The Australian Government’s latest push to finalise a free trade agreement with Europe has stalled for the second time in a month.
However the renewed negotiations have failed to make progress, according to international news outlets, with key differences remaining unresolved, particularly over the degree to which the EU will open its markets to Australian farm products, notably beef.
“We regret it was not possible to conclude our talks with Australia this week. We made progress but more work is required to address key outstanding issues,” a European Commission spokesperson said, according to Reuters.
Other reports said the limits the EU bloc is placing on market access for Australia fell far below what Canberra is prepared to accet.
Australian Trade Minister Don Farrell said officials on both sides would continue negotiations and seek to meet again in August.
“As we’ve said all along, Australia needs meaningful agricultural access to European markets,” he told reporters.
“We will continue constructive discussions with the ultimate aim of reaching an agreement.”
Other reports suggested that EU officials are keen to a deal in order to gain better access to Australia’s vast mineral resources, vital to renewable energy industries and the green transition.
Miriam Garcia Ferrer, European Commission spokeswoman for trade, said it regretted the breakdown, as quoted by the Financial Times.
“We made progress, but more work is required to address key outstanding issues. Our respective teams will continue to work on bridging remaining gaps.”
She said the agreement “between two like-minded partners is important and would unlock many opportunities for our businesses and farmers”.
Australia currently has a guaranteed quota of 3389 tonnes of beef into the EU, which also attracts a 20 percent in-quota tariff, and 5,851t sheepmeat/goatmeat quota. Media reports suggested EU officials have offered to increase their initial beef offer to an annual beef quota of 24,000 tonnes, but that remained far short of what Canberra is prepared to accept.
Mr Farrell told reporters in Brussels that Australia had made it very clear right from the start it won’t simply accept any agreement.
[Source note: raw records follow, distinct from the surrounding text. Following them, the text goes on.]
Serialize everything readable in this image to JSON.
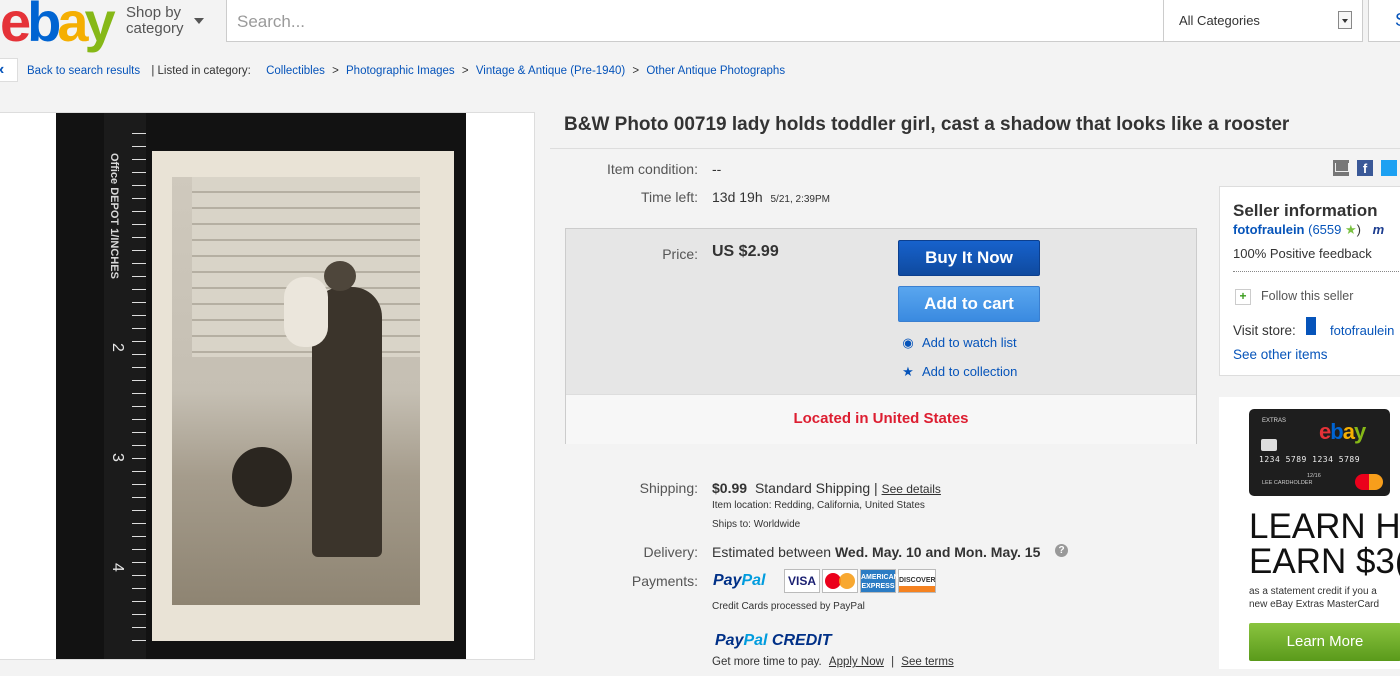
{
  "header": {
    "logo": "ebay",
    "shop_by": "Shop by",
    "shop_by_2": "category",
    "search_placeholder": "Search...",
    "categories": "All Categories",
    "search_button": "S"
  },
  "breadcrumb": {
    "back": "Back to search results",
    "listed_in": "| Listed in category:",
    "items": [
      "Collectibles",
      "Photographic Images",
      "Vintage & Antique (Pre-1940)",
      "Other Antique Photographs"
    ],
    "sep": ">"
  },
  "photo": {
    "ruler_label": "Office DEPOT  1/INCHES",
    "ruler_numbers": [
      "2",
      "3",
      "4"
    ]
  },
  "item": {
    "title": "B&W Photo 00719 lady holds toddler girl, cast a shadow that looks like a rooster",
    "condition_label": "Item condition:",
    "condition_value": "--",
    "time_left_label": "Time left:",
    "time_left_value": "13d 19h",
    "time_left_date": "5/21, 2:39PM"
  },
  "purchase": {
    "price_label": "Price:",
    "price_value": "US $2.99",
    "buy_now": "Buy It Now",
    "add_to_cart": "Add to cart",
    "watch": "Add to watch list",
    "collection": "Add to collection",
    "located": "Located in United States"
  },
  "shipping": {
    "label": "Shipping:",
    "amount": "$0.99",
    "method": "Standard Shipping",
    "divider": "|",
    "details_link": "See details",
    "location": "Item location:  Redding, California, United States",
    "ships_to": "Ships to:  Worldwide"
  },
  "delivery": {
    "label": "Delivery:",
    "prefix": "Estimated between",
    "dates": "Wed. May. 10 and Mon. May. 15",
    "help": "?"
  },
  "payments": {
    "label": "Payments:",
    "paypal_1": "Pay",
    "paypal_2": "Pal",
    "cards": [
      "VISA",
      "MasterCard",
      "AMERICAN EXPRESS",
      "DISCOVER"
    ],
    "processed": "Credit Cards processed by PayPal",
    "credit_1": "Pay",
    "credit_2": "Pal",
    "credit_3": " CREDIT",
    "credit_sub": "Get more time to pay.",
    "apply_link": "Apply Now",
    "terms_divider": "|",
    "terms_link": "See terms"
  },
  "seller": {
    "title": "Seller information",
    "name": "fotofraulein",
    "score": "(6559",
    "score_close": ")",
    "star": "★",
    "me_badge": "m",
    "feedback": "100% Positive feedback",
    "follow": "Follow this seller",
    "follow_icon": "+",
    "visit_store": "Visit store:",
    "store_name": "fotofraulein",
    "other_items": "See other items"
  },
  "ad": {
    "card_extras": "EXTRAS",
    "card_logo": "ebay",
    "card_number": "1234 5789 1234 5789",
    "card_expiry": "12/16",
    "card_holder": "LEE CARDHOLDER",
    "headline_1": "LEARN H",
    "headline_2": "EARN $3(",
    "sub_1": "as a statement credit if you a",
    "sub_2": "new eBay Extras MasterCard",
    "cta": "Learn More"
  },
  "colors": {
    "link": "#0654ba",
    "buy_now": "#0f4dad",
    "add_to_cart": "#3a8ae0",
    "located": "#dd1e31",
    "learn_more": "#6fae2b"
  }
}
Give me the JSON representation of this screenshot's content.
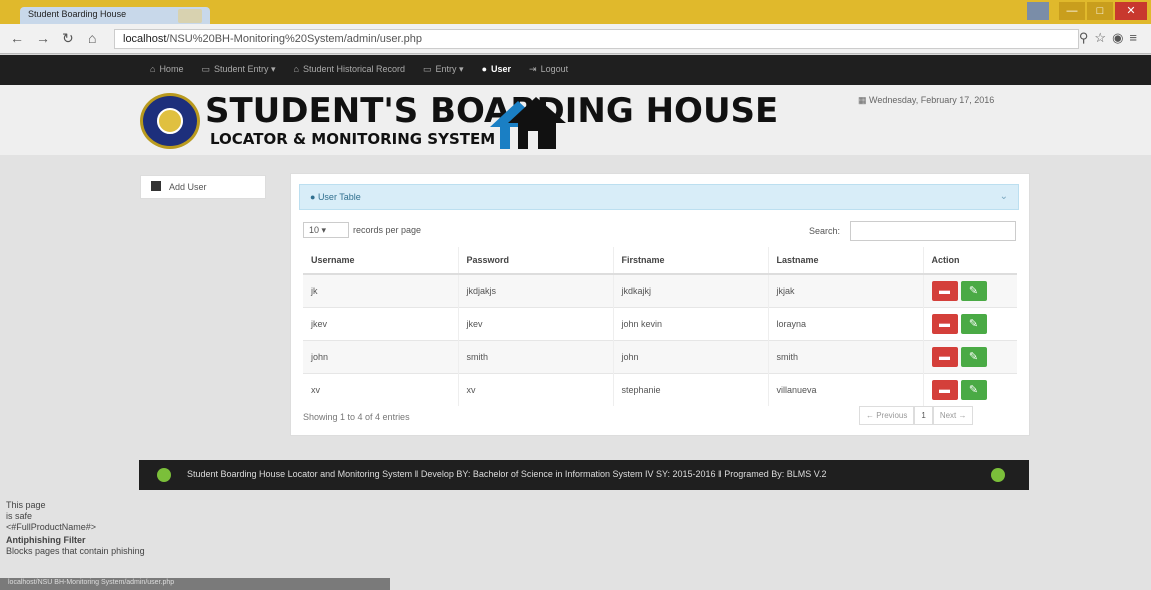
{
  "browser": {
    "tab_title": "Student Boarding House",
    "tab_close": "×",
    "url_host": "localhost",
    "url_path": "/NSU%20BH-Monitoring%20System/admin/user.php",
    "window_buttons": [
      "—",
      "□",
      "✕"
    ],
    "status_url": "localhost/NSU BH-Monitoring System/admin/user.php"
  },
  "nav": {
    "items": [
      {
        "icon": "home-icon",
        "label": "Home"
      },
      {
        "icon": "folder-icon",
        "label": "Student Entry ▾"
      },
      {
        "icon": "home-icon",
        "label": "Student Historical Record"
      },
      {
        "icon": "folder-icon",
        "label": "Entry ▾"
      },
      {
        "icon": "user-icon",
        "label": "User"
      },
      {
        "icon": "logout-icon",
        "label": "Logout"
      }
    ]
  },
  "header": {
    "title": "STUDENT'S BOARDING HOUSE",
    "subtitle": "LOCATOR & MONITORING SYSTEM",
    "date": "Wednesday, February 17, 2016"
  },
  "sidebar": {
    "add_user": "Add User"
  },
  "panel": {
    "title": "User Table",
    "length_value": "10",
    "length_suffix": "records per page",
    "search_label": "Search:",
    "columns": [
      "Username",
      "Password",
      "Firstname",
      "Lastname",
      "Action"
    ],
    "rows": [
      {
        "username": "jk",
        "password": "jkdjakjs",
        "firstname": "jkdkajkj",
        "lastname": "jkjak"
      },
      {
        "username": "jkev",
        "password": "jkev",
        "firstname": "john kevin",
        "lastname": "lorayna"
      },
      {
        "username": "john",
        "password": "smith",
        "firstname": "john",
        "lastname": "smith"
      },
      {
        "username": "xv",
        "password": "xv",
        "firstname": "stephanie",
        "lastname": "villanueva"
      }
    ],
    "info": "Showing 1 to 4 of 4 entries",
    "pager": {
      "prev": "← Previous",
      "page": "1",
      "next": "Next →"
    }
  },
  "footer": {
    "text": "Student Boarding House Locator and Monitoring System  ‖  Develop BY: Bachelor of Science in Information System IV SY: 2015-2016  ‖  Programed By: BLMS V.2"
  },
  "overlay": {
    "line1": "This page",
    "line2": "is safe",
    "line3": "<#FullProductName#>",
    "line4": "Antiphishing Filter",
    "line5": "Blocks pages that contain phishing"
  },
  "colors": {
    "navbar": "#1f1f1f",
    "panel_heading": "#d8edf8",
    "delete": "#d43f3a",
    "edit": "#4aaa45"
  }
}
“The agreement, from the Australian point of view, has to achieve meaningful agricultural access to European markets.”